The last week in September marks Banned Books Week, a week long even that celebrated the freedom to read whatever you want, created by the American Library Association (ALA). It takes the time to highlight historic occasions at attempts to censor books in libraries and schools. Take a look at the 10 most banned/challenged books of 2019.
Celebrate your right to read by reading a banned/challenged book! If you are scratching your head at knowing where to start, you can check out the compile list, created by the ALA or choose these recommended books you find below:
by Malala Yousafzai and adapted by Sarah J Robbins
Reason for ban/challenged: Depicting Violence
by Marjorie Liu and Daniel Acuña
Reason for ban/challenge: Nudity, Sexually explicit and Violence
by Taye Diggs and illustrated by Shane W. Evans
Reason for ban/challenge: Rascism
by James Dawson (now Juno Dawson)
Reason for ban/challenge: Several Wasilla, Alaskan residents attacked the book at a city council meeting saying that “they didn’t want ‘gay books’ or books about gay people in the library at all.”
The Librarian of Basra: A True Story from Iraq
by Jeanette Winter
Reason for ban/challenge: Challenged in the Duval County, Fla. public schools (2015) because a coalition of parents believes the book is inappropriate for promoting another religion that is not Christianity and is too violent for young children.
by Mariko Tamaki and Jillian Tamaki
Reason for ban/challenge: A parent
about the graphic novel’s language.
by Rebecca Skloot
Reason for ban/challenge: Challenged as a summer reading
assignment in the Knoxville, Tenn. high school system (2015) because a parent claimed the nonfiction book “has too much graphic information.”
Fun Home: A Family Tragicomic
by Alison Bechdel

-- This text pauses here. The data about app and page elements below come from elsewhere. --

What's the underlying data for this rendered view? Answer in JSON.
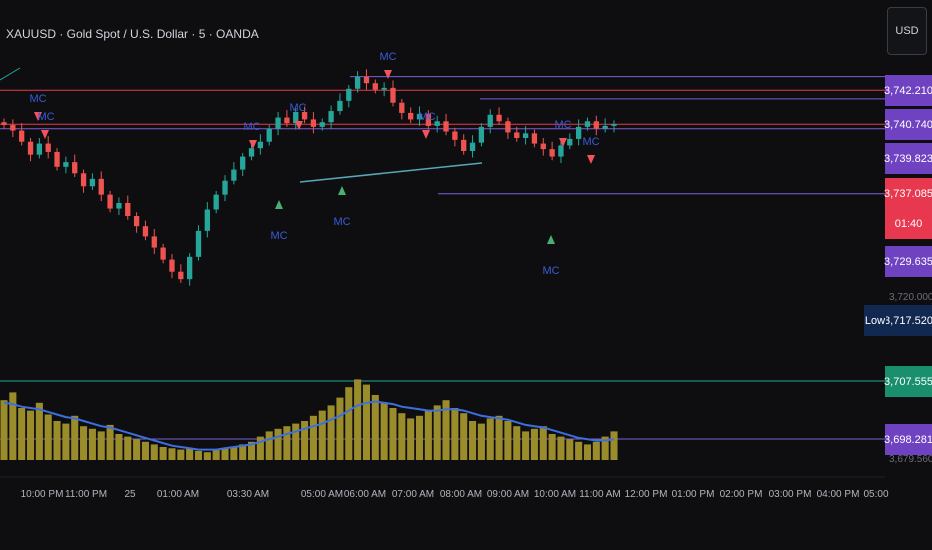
{
  "symbol": {
    "title": "XAUUSD · Gold Spot / U.S. Dollar · 5 · OANDA"
  },
  "currency_button": {
    "label": "USD"
  },
  "price_labels": [
    {
      "value": "3,742.210",
      "color": "#6f42c1"
    },
    {
      "value": "3,740.740",
      "color": "#6f42c1"
    },
    {
      "value": "3,739.823",
      "color": "#6f42c1"
    },
    {
      "value": "3,737.085",
      "color": "#e8384f"
    },
    {
      "value": "01:40",
      "color": "#e8384f"
    },
    {
      "value": "3,729.635",
      "color": "#6f42c1"
    },
    {
      "value": "3,717.520",
      "color": "#112850"
    },
    {
      "value": "3,707.555",
      "color": "#1a8f6e"
    },
    {
      "value": "3,698.281",
      "color": "#6f42c1"
    }
  ],
  "low_tag": "Low",
  "partial_axis_labels": [
    "3,720.000",
    "3,679.560"
  ],
  "time_axis": [
    "10:00 PM",
    "11:00 PM",
    "25",
    "01:00 AM",
    "03:30 AM",
    "05:00 AM",
    "06:00 AM",
    "07:00 AM",
    "08:00 AM",
    "09:00 AM",
    "10:00 AM",
    "11:00 AM",
    "12:00 PM",
    "01:00 PM",
    "02:00 PM",
    "03:00 PM",
    "04:00 PM",
    "05:00"
  ],
  "marker_text": "MC",
  "colors": {
    "bull": "#26a69a",
    "bear": "#ef5350",
    "volume": "#9a8c2a",
    "volume_ma": "#3c6fe0",
    "line_purple": "#7b5fd6",
    "line_red": "#e8384f",
    "line_teal": "#26a69a"
  },
  "chart_data": {
    "type": "candlestick",
    "price_series": [
      3737.0,
      3736.4,
      3735.2,
      3733.8,
      3735.0,
      3734.1,
      3732.5,
      3733.0,
      3731.8,
      3730.4,
      3731.2,
      3729.5,
      3728.0,
      3728.6,
      3727.2,
      3726.1,
      3725.0,
      3723.8,
      3722.5,
      3721.2,
      3720.4,
      3722.8,
      3725.6,
      3727.9,
      3729.5,
      3731.0,
      3732.2,
      3733.6,
      3734.5,
      3735.2,
      3736.6,
      3737.8,
      3737.2,
      3738.4,
      3737.6,
      3736.8,
      3737.3,
      3738.5,
      3739.6,
      3740.9,
      3742.2,
      3741.5,
      3740.8,
      3741.0,
      3739.4,
      3738.3,
      3737.6,
      3738.2,
      3736.9,
      3737.4,
      3736.3,
      3735.4,
      3734.2,
      3735.1,
      3736.8,
      3738.1,
      3737.4,
      3736.2,
      3735.6,
      3736.1,
      3735.0,
      3734.4,
      3733.6,
      3734.8,
      3735.5,
      3736.8,
      3737.4,
      3736.6,
      3736.9,
      3737.1
    ],
    "volume_series": [
      46,
      52,
      40,
      38,
      44,
      35,
      30,
      28,
      34,
      26,
      24,
      22,
      27,
      20,
      18,
      16,
      14,
      12,
      10,
      9,
      8,
      9,
      7,
      6,
      8,
      9,
      10,
      12,
      14,
      18,
      22,
      24,
      26,
      28,
      30,
      34,
      38,
      42,
      48,
      56,
      62,
      58,
      50,
      44,
      40,
      36,
      32,
      34,
      38,
      42,
      46,
      40,
      36,
      30,
      28,
      32,
      34,
      30,
      26,
      22,
      24,
      26,
      20,
      18,
      16,
      14,
      12,
      14,
      18,
      22
    ],
    "volume_ma": [
      44,
      43,
      41,
      40,
      39,
      37,
      35,
      33,
      32,
      30,
      28,
      26,
      25,
      23,
      21,
      19,
      17,
      15,
      13,
      11,
      10,
      9,
      8,
      8,
      8,
      9,
      10,
      11,
      12,
      14,
      16,
      18,
      20,
      22,
      24,
      26,
      28,
      31,
      34,
      38,
      42,
      44,
      45,
      44,
      43,
      41,
      40,
      39,
      38,
      38,
      39,
      39,
      38,
      36,
      34,
      33,
      32,
      31,
      29,
      27,
      26,
      25,
      23,
      21,
      19,
      17,
      16,
      15,
      15,
      16
    ]
  }
}
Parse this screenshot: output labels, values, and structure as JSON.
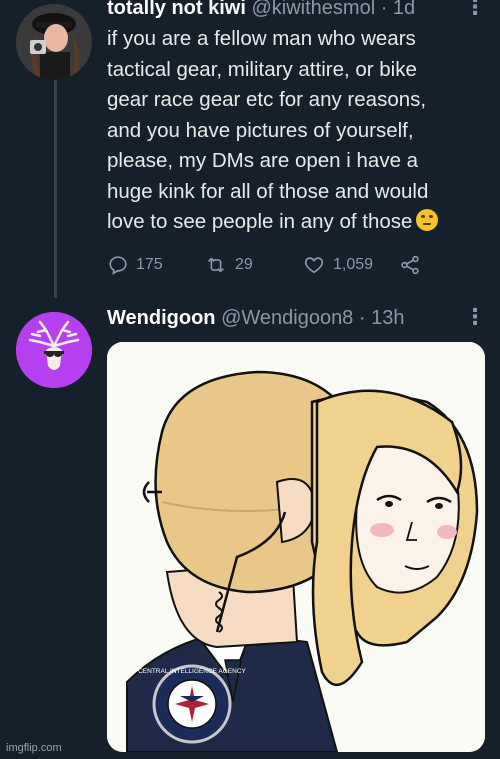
{
  "tweet1": {
    "display_name": "totally not kiwi",
    "handle": "@kiwithesmol",
    "time": "· 1d",
    "text_lines": [
      "if you are a fellow man who wears",
      "tactical gear, military attire, or bike",
      "gear race gear etc for any reasons,",
      "and you have pictures of yourself,",
      "please, my DMs are open i have a",
      "huge kink for all of those and would",
      "love to see people in any of those"
    ],
    "replies": "175",
    "retweets": "29",
    "likes": "1,059"
  },
  "tweet2": {
    "display_name": "Wendigoon",
    "handle": "@Wendigoon8",
    "time": "· 13h",
    "media": {
      "seal_text": "CENTRAL INTELLIGENCE AGENCY",
      "seal_initials": "CIA"
    }
  },
  "icons": {
    "more": "more-dots-icon",
    "reply": "reply-icon",
    "retweet": "retweet-icon",
    "like": "heart-icon",
    "share": "share-icon",
    "emoji": "rolling-eyes-emoji-icon"
  },
  "colors": {
    "background": "#15202b",
    "text": "#e7e9ea",
    "secondary": "#8b98a5",
    "avatar2": "#b640f0"
  },
  "watermark": "imgflip.com"
}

Reason for ban/challenge: The novel’s “depictions of lesbian sexuality, arguing that the book
is borderline pornographic and they
shouldn’t have been asked to read it.”